━━ PROVIDED ENTRIES ━━
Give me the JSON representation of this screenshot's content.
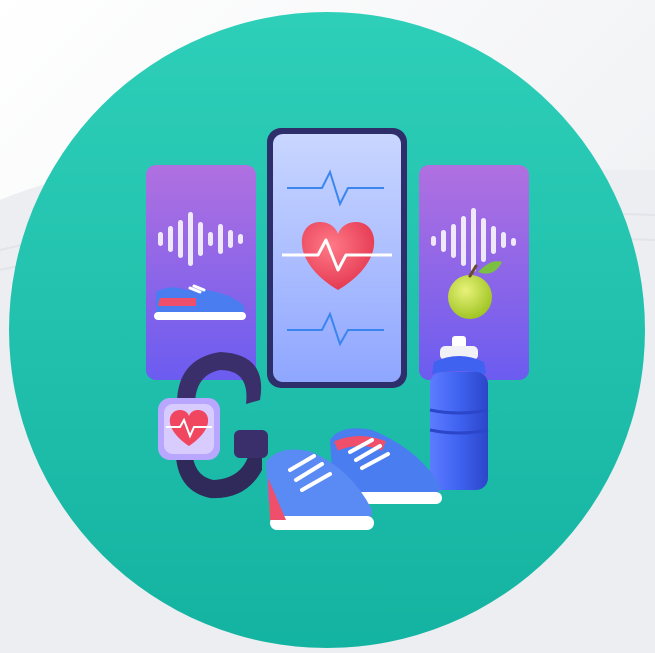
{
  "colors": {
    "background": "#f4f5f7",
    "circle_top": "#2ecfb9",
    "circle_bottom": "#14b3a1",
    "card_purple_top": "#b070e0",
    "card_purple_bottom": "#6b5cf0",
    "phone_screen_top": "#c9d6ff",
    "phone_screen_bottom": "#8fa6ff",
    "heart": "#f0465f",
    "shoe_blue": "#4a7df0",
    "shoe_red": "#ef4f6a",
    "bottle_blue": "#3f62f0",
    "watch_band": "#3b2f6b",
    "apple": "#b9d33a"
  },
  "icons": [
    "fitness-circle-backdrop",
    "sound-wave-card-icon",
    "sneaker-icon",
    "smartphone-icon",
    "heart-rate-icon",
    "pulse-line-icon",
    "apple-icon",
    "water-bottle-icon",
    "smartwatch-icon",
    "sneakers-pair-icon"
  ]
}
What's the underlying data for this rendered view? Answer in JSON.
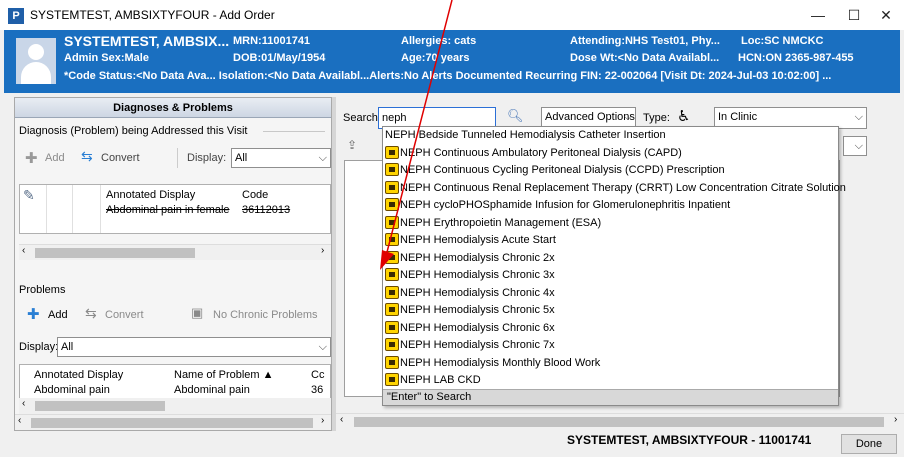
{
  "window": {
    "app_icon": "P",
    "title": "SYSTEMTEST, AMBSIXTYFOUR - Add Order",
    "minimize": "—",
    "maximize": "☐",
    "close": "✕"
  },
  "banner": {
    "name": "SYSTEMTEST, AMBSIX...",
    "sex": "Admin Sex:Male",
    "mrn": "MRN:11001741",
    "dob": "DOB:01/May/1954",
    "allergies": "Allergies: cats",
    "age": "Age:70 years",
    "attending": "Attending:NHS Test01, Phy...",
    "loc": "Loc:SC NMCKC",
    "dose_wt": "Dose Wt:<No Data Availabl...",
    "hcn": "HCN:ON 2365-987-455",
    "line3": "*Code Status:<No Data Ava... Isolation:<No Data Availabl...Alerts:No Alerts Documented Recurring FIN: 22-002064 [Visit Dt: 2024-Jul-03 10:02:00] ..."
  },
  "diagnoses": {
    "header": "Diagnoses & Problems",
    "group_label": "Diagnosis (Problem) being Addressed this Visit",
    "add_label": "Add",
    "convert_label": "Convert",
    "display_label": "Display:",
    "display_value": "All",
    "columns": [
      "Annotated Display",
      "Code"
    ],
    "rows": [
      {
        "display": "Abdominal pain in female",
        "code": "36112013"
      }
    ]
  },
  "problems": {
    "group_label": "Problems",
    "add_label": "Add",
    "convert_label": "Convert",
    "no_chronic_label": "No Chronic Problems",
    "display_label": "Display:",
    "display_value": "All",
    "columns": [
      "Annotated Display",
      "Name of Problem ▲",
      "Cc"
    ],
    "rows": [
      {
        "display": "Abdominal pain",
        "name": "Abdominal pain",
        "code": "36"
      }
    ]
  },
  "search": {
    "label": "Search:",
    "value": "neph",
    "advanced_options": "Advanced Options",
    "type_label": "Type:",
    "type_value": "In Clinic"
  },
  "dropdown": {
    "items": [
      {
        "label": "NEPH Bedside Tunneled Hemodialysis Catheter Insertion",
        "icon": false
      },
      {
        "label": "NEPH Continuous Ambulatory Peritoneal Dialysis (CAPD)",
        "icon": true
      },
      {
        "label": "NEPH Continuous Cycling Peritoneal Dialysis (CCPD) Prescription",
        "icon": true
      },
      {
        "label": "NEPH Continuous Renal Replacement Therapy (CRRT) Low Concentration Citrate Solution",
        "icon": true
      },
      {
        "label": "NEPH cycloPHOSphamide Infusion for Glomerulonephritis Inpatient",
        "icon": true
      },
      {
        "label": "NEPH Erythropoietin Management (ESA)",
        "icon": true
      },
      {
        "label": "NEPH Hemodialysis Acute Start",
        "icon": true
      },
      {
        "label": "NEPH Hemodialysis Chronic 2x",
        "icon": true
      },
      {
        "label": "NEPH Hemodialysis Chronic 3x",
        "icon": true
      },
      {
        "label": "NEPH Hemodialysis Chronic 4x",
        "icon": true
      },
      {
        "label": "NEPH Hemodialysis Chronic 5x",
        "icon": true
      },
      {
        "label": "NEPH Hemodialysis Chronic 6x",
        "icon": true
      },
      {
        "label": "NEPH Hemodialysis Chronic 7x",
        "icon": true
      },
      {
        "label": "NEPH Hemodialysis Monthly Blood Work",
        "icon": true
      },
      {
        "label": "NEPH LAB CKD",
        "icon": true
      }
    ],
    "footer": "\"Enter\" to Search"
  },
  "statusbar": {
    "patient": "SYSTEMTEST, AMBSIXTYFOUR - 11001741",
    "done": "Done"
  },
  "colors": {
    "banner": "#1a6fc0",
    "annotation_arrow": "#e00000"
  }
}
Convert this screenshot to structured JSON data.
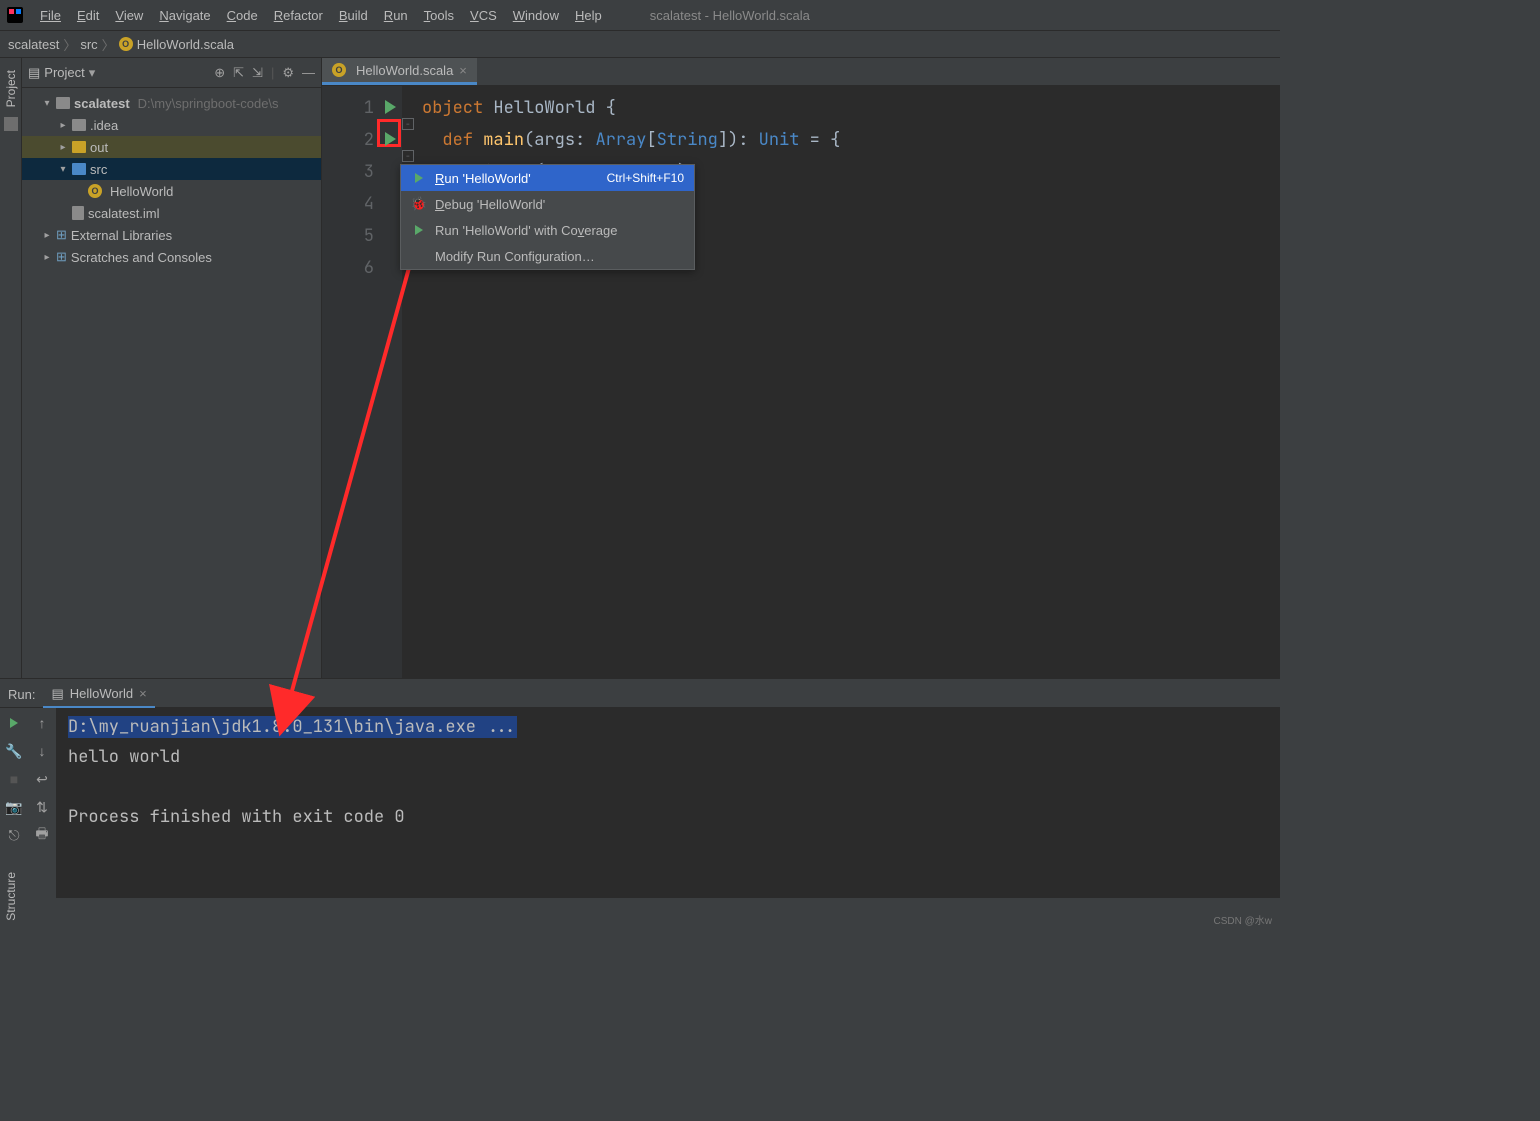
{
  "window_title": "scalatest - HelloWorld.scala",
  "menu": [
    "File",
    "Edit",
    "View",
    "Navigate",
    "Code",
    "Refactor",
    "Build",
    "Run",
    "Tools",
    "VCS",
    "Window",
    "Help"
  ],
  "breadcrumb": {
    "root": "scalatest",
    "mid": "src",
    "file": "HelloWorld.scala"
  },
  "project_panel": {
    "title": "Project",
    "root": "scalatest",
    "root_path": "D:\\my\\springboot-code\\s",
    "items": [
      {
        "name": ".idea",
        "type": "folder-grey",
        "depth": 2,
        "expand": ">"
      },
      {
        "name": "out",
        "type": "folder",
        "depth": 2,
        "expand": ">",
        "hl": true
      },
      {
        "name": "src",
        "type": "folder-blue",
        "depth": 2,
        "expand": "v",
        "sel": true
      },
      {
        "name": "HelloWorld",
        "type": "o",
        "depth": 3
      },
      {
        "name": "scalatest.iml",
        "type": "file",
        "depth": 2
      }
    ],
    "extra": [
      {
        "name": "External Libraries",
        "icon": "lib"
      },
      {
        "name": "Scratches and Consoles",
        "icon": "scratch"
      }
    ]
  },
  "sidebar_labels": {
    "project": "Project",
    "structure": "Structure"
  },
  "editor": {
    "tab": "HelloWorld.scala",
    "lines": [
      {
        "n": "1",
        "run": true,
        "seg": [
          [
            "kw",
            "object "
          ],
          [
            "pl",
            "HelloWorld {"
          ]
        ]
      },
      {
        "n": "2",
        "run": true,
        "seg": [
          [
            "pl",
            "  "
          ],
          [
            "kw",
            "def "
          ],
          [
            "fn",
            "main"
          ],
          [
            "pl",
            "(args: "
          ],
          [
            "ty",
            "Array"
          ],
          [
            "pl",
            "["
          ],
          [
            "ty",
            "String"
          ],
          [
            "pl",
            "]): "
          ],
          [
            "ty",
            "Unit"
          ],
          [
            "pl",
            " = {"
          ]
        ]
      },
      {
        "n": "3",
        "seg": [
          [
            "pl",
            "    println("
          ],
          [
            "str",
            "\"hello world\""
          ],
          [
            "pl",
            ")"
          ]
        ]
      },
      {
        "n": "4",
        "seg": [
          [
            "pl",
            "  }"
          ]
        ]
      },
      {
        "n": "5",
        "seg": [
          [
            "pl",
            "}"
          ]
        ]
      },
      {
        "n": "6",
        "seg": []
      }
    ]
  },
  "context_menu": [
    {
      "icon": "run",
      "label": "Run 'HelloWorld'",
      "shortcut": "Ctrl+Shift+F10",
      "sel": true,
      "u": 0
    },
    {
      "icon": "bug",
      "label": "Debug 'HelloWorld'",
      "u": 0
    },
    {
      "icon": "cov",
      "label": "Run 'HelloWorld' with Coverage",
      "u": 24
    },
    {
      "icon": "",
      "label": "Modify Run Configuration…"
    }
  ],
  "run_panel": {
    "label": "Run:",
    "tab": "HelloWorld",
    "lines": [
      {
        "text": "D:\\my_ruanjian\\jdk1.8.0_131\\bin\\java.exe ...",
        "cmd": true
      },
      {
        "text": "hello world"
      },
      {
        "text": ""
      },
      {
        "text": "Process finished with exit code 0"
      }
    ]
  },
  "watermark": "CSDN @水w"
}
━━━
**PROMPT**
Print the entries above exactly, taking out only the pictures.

**RESPONSE TO THE TASK**
Give me the JSON representation of this screenshot's content.
{
  "colors": {
    "background": "#f4f5f7",
    "circle_top": "#2ecfb9",
    "circle_bottom": "#14b3a1",
    "card_purple_top": "#b070e0",
    "card_purple_bottom": "#6b5cf0",
    "phone_screen_top": "#c9d6ff",
    "phone_screen_bottom": "#8fa6ff",
    "heart": "#f0465f",
    "shoe_blue": "#4a7df0",
    "shoe_red": "#ef4f6a",
    "bottle_blue": "#3f62f0",
    "watch_band": "#3b2f6b",
    "apple": "#b9d33a"
  },
  "icons": [
    "fitness-circle-backdrop",
    "sound-wave-card-icon",
    "sneaker-icon",
    "smartphone-icon",
    "heart-rate-icon",
    "pulse-line-icon",
    "apple-icon",
    "water-bottle-icon",
    "smartwatch-icon",
    "sneakers-pair-icon"
  ]
}
What's the underlying data for this rendered view? Answer in JSON.
{
  "window": {
    "app_icon": "P",
    "title": "SYSTEMTEST, AMBSIXTYFOUR - Add Order",
    "minimize": "—",
    "maximize": "☐",
    "close": "✕"
  },
  "banner": {
    "name": "SYSTEMTEST, AMBSIX...",
    "sex": "Admin Sex:Male",
    "mrn": "MRN:11001741",
    "dob": "DOB:01/May/1954",
    "allergies": "Allergies: cats",
    "age": "Age:70 years",
    "attending": "Attending:NHS Test01, Phy...",
    "loc": "Loc:SC NMCKC",
    "dose_wt": "Dose Wt:<No Data Availabl...",
    "hcn": "HCN:ON 2365-987-455",
    "line3": "*Code Status:<No Data Ava... Isolation:<No Data Availabl...Alerts:No Alerts Documented Recurring FIN: 22-002064 [Visit Dt: 2024-Jul-03 10:02:00] ..."
  },
  "diagnoses": {
    "header": "Diagnoses & Problems",
    "group_label": "Diagnosis (Problem) being Addressed this Visit",
    "add_label": "Add",
    "convert_label": "Convert",
    "display_label": "Display:",
    "display_value": "All",
    "columns": [
      "Annotated Display",
      "Code"
    ],
    "rows": [
      {
        "display": "Abdominal pain in female",
        "code": "36112013"
      }
    ]
  },
  "problems": {
    "group_label": "Problems",
    "add_label": "Add",
    "convert_label": "Convert",
    "no_chronic_label": "No Chronic Problems",
    "display_label": "Display:",
    "display_value": "All",
    "columns": [
      "Annotated Display",
      "Name of Problem ▲",
      "Cc"
    ],
    "rows": [
      {
        "display": "Abdominal pain",
        "name": "Abdominal pain",
        "code": "36"
      }
    ]
  },
  "search": {
    "label": "Search:",
    "value": "neph",
    "advanced_options": "Advanced Options",
    "type_label": "Type:",
    "type_value": "In Clinic"
  },
  "dropdown": {
    "items": [
      {
        "label": "NEPH Bedside Tunneled Hemodialysis Catheter Insertion",
        "icon": false
      },
      {
        "label": "NEPH Continuous Ambulatory Peritoneal Dialysis (CAPD)",
        "icon": true
      },
      {
        "label": "NEPH Continuous Cycling Peritoneal Dialysis (CCPD) Prescription",
        "icon": true
      },
      {
        "label": "NEPH Continuous Renal Replacement Therapy (CRRT) Low Concentration Citrate Solution",
        "icon": true
      },
      {
        "label": "NEPH cycloPHOSphamide Infusion for Glomerulonephritis Inpatient",
        "icon": true
      },
      {
        "label": "NEPH Erythropoietin Management (ESA)",
        "icon": true
      },
      {
        "label": "NEPH Hemodialysis Acute Start",
        "icon": true
      },
      {
        "label": "NEPH Hemodialysis Chronic 2x",
        "icon": true
      },
      {
        "label": "NEPH Hemodialysis Chronic 3x",
        "icon": true
      },
      {
        "label": "NEPH Hemodialysis Chronic 4x",
        "icon": true
      },
      {
        "label": "NEPH Hemodialysis Chronic 5x",
        "icon": true
      },
      {
        "label": "NEPH Hemodialysis Chronic 6x",
        "icon": true
      },
      {
        "label": "NEPH Hemodialysis Chronic 7x",
        "icon": true
      },
      {
        "label": "NEPH Hemodialysis Monthly Blood Work",
        "icon": true
      },
      {
        "label": "NEPH LAB CKD",
        "icon": true
      }
    ],
    "footer": "\"Enter\" to Search"
  },
  "statusbar": {
    "patient": "SYSTEMTEST, AMBSIXTYFOUR - 11001741",
    "done": "Done"
  },
  "colors": {
    "banner": "#1a6fc0",
    "annotation_arrow": "#e00000"
  }
}
Convert this screenshot to structured JSON data.
{
  "window_title": "scalatest - HelloWorld.scala",
  "menu": [
    "File",
    "Edit",
    "View",
    "Navigate",
    "Code",
    "Refactor",
    "Build",
    "Run",
    "Tools",
    "VCS",
    "Window",
    "Help"
  ],
  "breadcrumb": {
    "root": "scalatest",
    "mid": "src",
    "file": "HelloWorld.scala"
  },
  "project_panel": {
    "title": "Project",
    "root": "scalatest",
    "root_path": "D:\\my\\springboot-code\\s",
    "items": [
      {
        "name": ".idea",
        "type": "folder-grey",
        "depth": 2,
        "expand": ">"
      },
      {
        "name": "out",
        "type": "folder",
        "depth": 2,
        "expand": ">",
        "hl": true
      },
      {
        "name": "src",
        "type": "folder-blue",
        "depth": 2,
        "expand": "v",
        "sel": true
      },
      {
        "name": "HelloWorld",
        "type": "o",
        "depth": 3
      },
      {
        "name": "scalatest.iml",
        "type": "file",
        "depth": 2
      }
    ],
    "extra": [
      {
        "name": "External Libraries",
        "icon": "lib"
      },
      {
        "name": "Scratches and Consoles",
        "icon": "scratch"
      }
    ]
  },
  "sidebar_labels": {
    "project": "Project",
    "structure": "Structure"
  },
  "editor": {
    "tab": "HelloWorld.scala",
    "lines": [
      {
        "n": "1",
        "run": true,
        "seg": [
          [
            "kw",
            "object "
          ],
          [
            "pl",
            "HelloWorld {"
          ]
        ]
      },
      {
        "n": "2",
        "run": true,
        "seg": [
          [
            "pl",
            "  "
          ],
          [
            "kw",
            "def "
          ],
          [
            "fn",
            "main"
          ],
          [
            "pl",
            "(args: "
          ],
          [
            "ty",
            "Array"
          ],
          [
            "pl",
            "["
          ],
          [
            "ty",
            "String"
          ],
          [
            "pl",
            "]): "
          ],
          [
            "ty",
            "Unit"
          ],
          [
            "pl",
            " = {"
          ]
        ]
      },
      {
        "n": "3",
        "seg": [
          [
            "pl",
            "    println("
          ],
          [
            "str",
            "\"hello world\""
          ],
          [
            "pl",
            ")"
          ]
        ]
      },
      {
        "n": "4",
        "seg": [
          [
            "pl",
            "  }"
          ]
        ]
      },
      {
        "n": "5",
        "seg": [
          [
            "pl",
            "}"
          ]
        ]
      },
      {
        "n": "6",
        "seg": []
      }
    ]
  },
  "context_menu": [
    {
      "icon": "run",
      "label": "Run 'HelloWorld'",
      "shortcut": "Ctrl+Shift+F10",
      "sel": true,
      "u": 0
    },
    {
      "icon": "bug",
      "label": "Debug 'HelloWorld'",
      "u": 0
    },
    {
      "icon": "cov",
      "label": "Run 'HelloWorld' with Coverage",
      "u": 24
    },
    {
      "icon": "",
      "label": "Modify Run Configuration…"
    }
  ],
  "run_panel": {
    "label": "Run:",
    "tab": "HelloWorld",
    "lines": [
      {
        "text": "D:\\my_ruanjian\\jdk1.8.0_131\\bin\\java.exe ...",
        "cmd": true
      },
      {
        "text": "hello world"
      },
      {
        "text": ""
      },
      {
        "text": "Process finished with exit code 0"
      }
    ]
  },
  "watermark": "CSDN @水w"
}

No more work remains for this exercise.